Heraklion sights and places to see
For something different, take a ride on one of the little road trains that run along the sea front or tour further afield. The trains are styled to look like old-fashioned steam trains, which is part of their attractiveness. One route that is taken by the Little Red Train company is the Galatas Country Tour. It drives through orange groves in the valleys to the south of the main road, making a brief stop at Ayia Lake to admire the reflection of the snow-clad mountains reflected in the lake and then on to the Allied War Memorial. It stops also at the village square at Galatas to visit the church and the small museum. Such trains have several advantages. There is no glass in the windows so photographs can be taken from the moving train without getting reflections and secondly, as the train has no tracks, it can go just about anywhere. You don"t even have to walk to the nearest station if your hotel is on route it will stop and pick you up.
The suburban areas around the centre of the town are not significant but, the old city within its walls is still, today, moving and impressive and is full of shops, public squares, cafes, bars and restaurants and imposing structures depicting Heraklion"s long history. , amongst which are a variety of different buildings from the periods of Venetian and Turkish occupations. These include the tremendous Venetian castle which protects the port, the Venetian Loggia, The impressive Byzantine church of Agios Titus, The Lions Square, (full of young people both locals and visitors), the cathedral of Agios Minas and the church of Aghia Ekaterini. There is the Central market which is lined with shops selling everything you can think of as well as plenty of taverns and small cafes. For a more romantic setting, the small port of Megalos Koules is lined with fish taverns where you can admire the sunset and watch the little fishing boats coming and going. On a spiritual, intellectual and artistic level, Heraklion has something for everyone. There are wonderful churches and cathedrals, museums and exhibitions and scientific conferences organized throughout the year.
There are several Minoan tombs in the areas immediately surrounding the city. In Gazi, 6km west of Heraklion, for example, some excellent earthenware statues were excavated and are thought to depict the main Minoan goddess. All the statues have their arms raised with other figures escorting them. They date back to the Minoan era and can now be seen in the Archaeological Museum of Herakleion.
22km south-east of Heraklion is the medieval monastery of Agarathus. It is considered to be one of the oldest in Crete. It is dedicated to the Assumption of the Virgin and was a centre for education and civilization. Some priests from this monastery went on to become Patriarchs, for example, Meletius Pegas and Kyrillus Loukaris. The monastery played a significant role during the Ottoman Empire as well.

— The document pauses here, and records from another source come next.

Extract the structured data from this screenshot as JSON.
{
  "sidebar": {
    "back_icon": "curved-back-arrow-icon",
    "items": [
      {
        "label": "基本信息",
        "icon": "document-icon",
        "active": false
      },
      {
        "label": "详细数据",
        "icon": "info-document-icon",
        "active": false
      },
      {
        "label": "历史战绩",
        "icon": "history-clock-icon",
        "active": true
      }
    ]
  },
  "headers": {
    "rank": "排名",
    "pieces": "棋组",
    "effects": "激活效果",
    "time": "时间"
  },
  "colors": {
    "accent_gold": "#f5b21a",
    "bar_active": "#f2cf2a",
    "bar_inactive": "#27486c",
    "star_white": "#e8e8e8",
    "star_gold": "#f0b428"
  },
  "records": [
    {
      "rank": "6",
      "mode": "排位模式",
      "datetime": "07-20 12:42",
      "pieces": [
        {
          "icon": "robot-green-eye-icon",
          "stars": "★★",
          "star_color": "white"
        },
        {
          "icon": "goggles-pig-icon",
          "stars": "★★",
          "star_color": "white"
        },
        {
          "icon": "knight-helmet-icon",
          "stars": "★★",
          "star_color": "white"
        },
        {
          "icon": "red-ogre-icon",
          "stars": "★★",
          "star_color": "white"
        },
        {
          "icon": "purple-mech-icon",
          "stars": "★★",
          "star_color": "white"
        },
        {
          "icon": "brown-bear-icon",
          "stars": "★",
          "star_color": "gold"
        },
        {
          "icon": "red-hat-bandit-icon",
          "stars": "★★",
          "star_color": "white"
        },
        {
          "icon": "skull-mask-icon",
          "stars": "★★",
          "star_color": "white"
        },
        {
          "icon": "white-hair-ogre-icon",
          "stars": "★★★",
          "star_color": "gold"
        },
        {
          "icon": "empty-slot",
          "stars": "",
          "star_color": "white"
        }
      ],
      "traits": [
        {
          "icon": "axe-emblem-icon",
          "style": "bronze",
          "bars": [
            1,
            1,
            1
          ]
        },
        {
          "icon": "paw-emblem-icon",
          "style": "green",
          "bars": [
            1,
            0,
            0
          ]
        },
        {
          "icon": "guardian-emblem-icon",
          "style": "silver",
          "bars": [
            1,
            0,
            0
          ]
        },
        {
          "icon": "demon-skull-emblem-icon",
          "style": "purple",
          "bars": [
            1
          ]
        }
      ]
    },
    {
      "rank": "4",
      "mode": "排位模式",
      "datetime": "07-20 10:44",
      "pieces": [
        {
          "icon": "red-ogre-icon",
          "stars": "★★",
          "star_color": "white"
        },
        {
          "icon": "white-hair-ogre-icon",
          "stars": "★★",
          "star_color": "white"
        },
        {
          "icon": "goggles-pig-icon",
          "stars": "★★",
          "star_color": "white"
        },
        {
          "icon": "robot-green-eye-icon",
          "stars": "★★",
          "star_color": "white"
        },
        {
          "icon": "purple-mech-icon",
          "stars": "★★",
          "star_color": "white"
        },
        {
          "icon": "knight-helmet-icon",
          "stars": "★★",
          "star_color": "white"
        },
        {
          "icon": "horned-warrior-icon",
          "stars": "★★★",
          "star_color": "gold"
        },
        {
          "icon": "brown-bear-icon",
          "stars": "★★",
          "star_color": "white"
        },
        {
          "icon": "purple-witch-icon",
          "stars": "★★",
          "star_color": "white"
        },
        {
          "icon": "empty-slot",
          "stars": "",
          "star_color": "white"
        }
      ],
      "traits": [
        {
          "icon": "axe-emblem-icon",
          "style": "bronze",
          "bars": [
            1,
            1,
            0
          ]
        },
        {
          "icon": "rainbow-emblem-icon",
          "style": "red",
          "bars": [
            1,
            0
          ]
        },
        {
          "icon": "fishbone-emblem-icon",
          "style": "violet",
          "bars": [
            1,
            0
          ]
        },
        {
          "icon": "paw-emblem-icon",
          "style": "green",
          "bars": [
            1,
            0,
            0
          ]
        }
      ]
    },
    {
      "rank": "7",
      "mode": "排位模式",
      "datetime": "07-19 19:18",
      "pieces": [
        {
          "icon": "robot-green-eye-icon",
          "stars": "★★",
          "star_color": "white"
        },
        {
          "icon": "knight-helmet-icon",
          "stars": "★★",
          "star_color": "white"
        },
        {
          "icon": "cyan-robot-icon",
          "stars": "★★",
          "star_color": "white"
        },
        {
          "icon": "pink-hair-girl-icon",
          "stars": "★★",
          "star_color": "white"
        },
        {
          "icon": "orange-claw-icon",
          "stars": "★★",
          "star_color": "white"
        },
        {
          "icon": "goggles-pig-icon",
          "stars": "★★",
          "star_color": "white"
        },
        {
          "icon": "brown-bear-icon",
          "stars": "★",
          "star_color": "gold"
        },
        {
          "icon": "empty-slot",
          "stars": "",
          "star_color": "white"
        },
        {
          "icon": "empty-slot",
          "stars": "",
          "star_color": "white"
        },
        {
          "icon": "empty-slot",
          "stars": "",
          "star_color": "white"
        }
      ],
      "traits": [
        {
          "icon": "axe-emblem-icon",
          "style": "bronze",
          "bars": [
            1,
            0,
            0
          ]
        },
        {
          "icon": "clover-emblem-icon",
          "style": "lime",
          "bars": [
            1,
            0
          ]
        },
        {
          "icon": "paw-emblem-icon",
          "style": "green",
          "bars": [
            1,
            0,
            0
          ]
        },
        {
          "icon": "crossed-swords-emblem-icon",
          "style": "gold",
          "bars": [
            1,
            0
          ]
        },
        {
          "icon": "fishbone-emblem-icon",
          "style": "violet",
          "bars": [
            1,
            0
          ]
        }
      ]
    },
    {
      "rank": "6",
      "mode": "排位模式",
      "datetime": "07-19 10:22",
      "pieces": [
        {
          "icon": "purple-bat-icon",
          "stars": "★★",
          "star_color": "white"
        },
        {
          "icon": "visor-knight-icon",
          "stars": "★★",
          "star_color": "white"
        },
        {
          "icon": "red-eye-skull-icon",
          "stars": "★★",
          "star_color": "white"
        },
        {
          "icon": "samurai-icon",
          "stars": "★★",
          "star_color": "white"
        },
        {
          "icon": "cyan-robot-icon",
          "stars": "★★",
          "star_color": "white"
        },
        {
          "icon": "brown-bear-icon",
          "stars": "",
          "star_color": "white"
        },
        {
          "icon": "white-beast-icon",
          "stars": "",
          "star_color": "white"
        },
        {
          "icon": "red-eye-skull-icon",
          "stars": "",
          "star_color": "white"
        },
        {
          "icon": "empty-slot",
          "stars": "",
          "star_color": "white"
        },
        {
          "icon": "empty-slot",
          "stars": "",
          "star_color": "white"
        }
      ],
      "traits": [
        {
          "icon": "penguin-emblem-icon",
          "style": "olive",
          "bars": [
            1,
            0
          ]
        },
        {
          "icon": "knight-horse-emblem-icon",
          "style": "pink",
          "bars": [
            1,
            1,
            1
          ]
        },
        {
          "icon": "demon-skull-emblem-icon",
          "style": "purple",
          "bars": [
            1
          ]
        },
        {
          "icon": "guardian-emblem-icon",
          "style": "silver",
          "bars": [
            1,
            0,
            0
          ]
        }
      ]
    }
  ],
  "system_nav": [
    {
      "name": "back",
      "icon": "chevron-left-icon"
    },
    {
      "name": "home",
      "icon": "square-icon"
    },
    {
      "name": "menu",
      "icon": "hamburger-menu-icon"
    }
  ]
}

The Palace of Knossos. The ruins of a Minoan civilization were purchased and excavated in 1900 by the British archaeologist, Sir Arthur Evans. It is one of the most important archaeological sites in Greece. The visitor should allow a full day to visit the Palace, taking a guidebook and wandering at will whilst imagining the wealth and power of the legendary ruler, King Minos.